* YOUR GOAL:
Each line that holds the string "title" counts once. Say how many such lines the entries have, giving the number only.

[DATASET CONTENT — start]

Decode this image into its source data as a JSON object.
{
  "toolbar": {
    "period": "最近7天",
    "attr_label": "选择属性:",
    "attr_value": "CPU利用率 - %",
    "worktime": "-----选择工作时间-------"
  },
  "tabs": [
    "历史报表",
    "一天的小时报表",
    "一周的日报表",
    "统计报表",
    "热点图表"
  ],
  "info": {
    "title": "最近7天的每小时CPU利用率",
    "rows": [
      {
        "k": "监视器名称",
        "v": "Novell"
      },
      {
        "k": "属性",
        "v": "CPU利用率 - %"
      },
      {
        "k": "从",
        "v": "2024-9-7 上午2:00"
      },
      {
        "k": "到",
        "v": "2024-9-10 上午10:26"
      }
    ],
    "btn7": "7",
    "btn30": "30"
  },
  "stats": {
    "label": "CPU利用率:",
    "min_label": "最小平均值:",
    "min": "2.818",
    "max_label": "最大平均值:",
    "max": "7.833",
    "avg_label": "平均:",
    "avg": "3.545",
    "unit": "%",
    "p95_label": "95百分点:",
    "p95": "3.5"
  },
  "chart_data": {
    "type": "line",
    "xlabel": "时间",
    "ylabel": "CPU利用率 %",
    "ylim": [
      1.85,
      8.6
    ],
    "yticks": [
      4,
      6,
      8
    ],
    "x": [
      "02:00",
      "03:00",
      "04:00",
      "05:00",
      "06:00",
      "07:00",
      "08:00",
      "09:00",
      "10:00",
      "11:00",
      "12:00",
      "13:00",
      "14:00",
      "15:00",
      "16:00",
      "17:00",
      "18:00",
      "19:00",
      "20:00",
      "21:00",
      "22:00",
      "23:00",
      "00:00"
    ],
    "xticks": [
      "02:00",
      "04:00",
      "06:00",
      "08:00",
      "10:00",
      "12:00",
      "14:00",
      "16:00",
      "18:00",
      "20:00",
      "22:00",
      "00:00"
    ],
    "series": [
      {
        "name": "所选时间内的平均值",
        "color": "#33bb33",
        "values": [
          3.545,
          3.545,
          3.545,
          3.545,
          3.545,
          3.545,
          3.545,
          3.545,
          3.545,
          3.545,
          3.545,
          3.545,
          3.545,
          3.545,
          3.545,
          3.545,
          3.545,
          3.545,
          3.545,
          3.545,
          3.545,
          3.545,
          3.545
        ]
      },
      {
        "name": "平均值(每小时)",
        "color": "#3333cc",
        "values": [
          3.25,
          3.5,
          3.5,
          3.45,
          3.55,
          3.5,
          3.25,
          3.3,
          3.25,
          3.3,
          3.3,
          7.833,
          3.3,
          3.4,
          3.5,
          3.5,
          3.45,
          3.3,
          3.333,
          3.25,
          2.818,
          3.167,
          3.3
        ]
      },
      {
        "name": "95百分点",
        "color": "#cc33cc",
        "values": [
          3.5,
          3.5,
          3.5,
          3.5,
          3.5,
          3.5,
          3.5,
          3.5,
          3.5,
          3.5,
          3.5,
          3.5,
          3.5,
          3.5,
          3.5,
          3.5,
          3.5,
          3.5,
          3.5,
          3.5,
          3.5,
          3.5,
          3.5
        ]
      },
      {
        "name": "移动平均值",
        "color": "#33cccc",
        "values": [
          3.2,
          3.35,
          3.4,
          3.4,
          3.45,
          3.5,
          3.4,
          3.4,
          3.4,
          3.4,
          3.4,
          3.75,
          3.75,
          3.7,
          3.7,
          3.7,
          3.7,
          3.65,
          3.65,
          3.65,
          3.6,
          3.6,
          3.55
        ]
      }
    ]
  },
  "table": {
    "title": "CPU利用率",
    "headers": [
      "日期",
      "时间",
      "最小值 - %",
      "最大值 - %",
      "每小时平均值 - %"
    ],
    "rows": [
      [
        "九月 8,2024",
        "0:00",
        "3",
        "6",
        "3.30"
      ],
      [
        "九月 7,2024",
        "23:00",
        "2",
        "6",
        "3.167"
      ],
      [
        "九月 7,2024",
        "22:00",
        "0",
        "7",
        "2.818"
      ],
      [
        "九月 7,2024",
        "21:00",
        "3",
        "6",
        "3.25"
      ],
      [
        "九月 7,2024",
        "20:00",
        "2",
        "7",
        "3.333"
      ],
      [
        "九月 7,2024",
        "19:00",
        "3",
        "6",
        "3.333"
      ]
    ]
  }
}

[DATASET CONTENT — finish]

* ANSWER SPACE:
2